Kerry survive brave Cork comeback to regain the Munster title
Colm Cooper’s goal proves crucial as Kingdom rule again in Killarney
Kerry’s Colm Cooper celebrates scoring the only goal of the game against Cork at Fitzgerald Stadium in Killarne. Photograph: Lorraine O’Sullivan/Inpho
Kerry 1-16 Cork 0-17
What fresh lunacy is this? Kerry, we’re told, absolutely hate losing to Cork in Killarney, no matter how countless these Munster football finals have now become.
Yet, after rebelliously blocking Cork out of the game with one hand, they then kindly invited them back in with the other, and in the end very nearly conspired against their own will to win to actually lose it. It made little sense in a game that instead of providing any answers simply raised more questions.
If Kerry were somehow trying to ease off for fear of showboating then it was the best acting ever performed on the football field; if Cork are still trying to find their best 15 players then the merry-go-round looks set to continue. Indeed both managers looked strangely confused afterwards, and weren’t the only ones.
In some ways it was exactly the sort of game Kerry needed, leaving them plenty to work on, although that’s always easier said when the team wins.
For Cork the absolute hate of losing to Kerry to Killarney might not be quite as strong, and they certainly showed up with that attitude. They played the first 35 minutes with no obvious desire to win at all, affording Kerry players acres of space and time, allowing them to build a seven-point advantage by half-time, and then nine points, after 45 minutes.

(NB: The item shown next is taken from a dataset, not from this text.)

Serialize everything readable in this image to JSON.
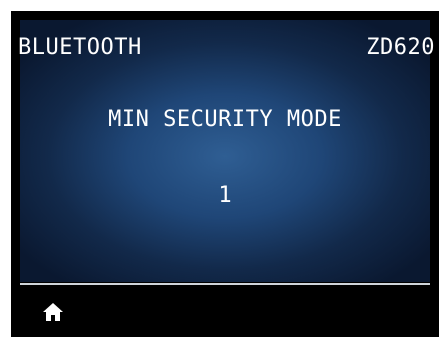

Still, Cork might well have stolen a draw: Brian Hurley forced one late block from Brendan Kealy, when a goal would have evened it up, and at closing time, Daniel Goulding scored a 45, when maybe a probing ball would have found a more relevant score (although apparently Goulding didn’t realise time was up).
What it all meant is that winning back the Munster football title, which Kerry surrendered to Cork last year, had all the satisfaction of a narrow escape more than a triumphant performance, even though it actually started out looking that way.
Such was Kerry’s dominance in the first 35 minutes that Cork’s strong support – at least half of the 36,370 in attendance – were in danger of searching for the exits well before the end.
Against the positively tropical backdrop of the blooming Reeks, Kerry quickly turned up the heat on Cork, as if it wasn’t hot enough already.
It meant several of the Cork defenders got the literal and proverbial roasting, Eoin Cadogan, Paudie Kissane, and Michael Shields, for starters, all finding it impossible to handle the pace of Darren O’Sullivan, Declan O’Sullivan and James O’Donoghue. Graham Canty eventually ended up there, but by then it was too late.
Worse still for Cork was their complete absence at midfield and naive defending: on repeated occasions Cork left the Kerry forwards all the space they needed – Darran O’Sullivan quickly justifying his selection ahead of Kieran Donaghy, kicking one of Kerry’s 10 first-half points, eight of which came from play.
Conor Counihan, as expected, made three notable changes before the start, Aidan Walsh, Donncha O’Connor and Noel O’Leary taking their place in the match parade, but tactical stunt or not it didn’t work out.
Counihan later revealed that his team had been struck by a mild stomach bug last week, which explained Patrick Kelly’s replacement, but it was only after making some running repairs coming up to half-time that Cork appeared to get their best 15 players on the field.
By then, however, Cork were in serious trouble: Colm Cooper was pulling the strings at centre forward, and was set up himself by Declan O’Sullivan, on 30 minutes, for the first and only goal of the game.
A further point from Galvin, then a long-range free from goalkeeper Brendan Kealy, meant Kerry had eight scorers in the first half alone, and perfectly deserving of their 1-10 to 0-6 advantage at the break.
When Marc Ó Sé waltzed through for a point on 46 minutes, extending Kerry’s leading to nine, it was now or never for Cork, and they responded accordingly.
Alan O’Connor and Pearse O’Neill made the most telling difference with their introduction, and suddenly lording midfield , Cork went on a scoring run, hitting five without reply, the best from another substitute, Ciarán Sheehan.
At the same time Kerry drifted puzzlingly out of the game, with only O’Donoghue rallying, the 23-year-old showing excellent leadership when Kerry most needed it, along with defender Peter Crowley, while Bryan Sheehan also helped steady the nerves when hitting a long-range free with four minutes to go.
It made for a strangely neutral feeling among the two managers afterwards, even the winning one: “We’re happy,” said Eamonn Fitzmaurice, practically forcing the words out.
“We felt we should have pushed on but for some reason we didn’t, and it was too close for comfort at the end.”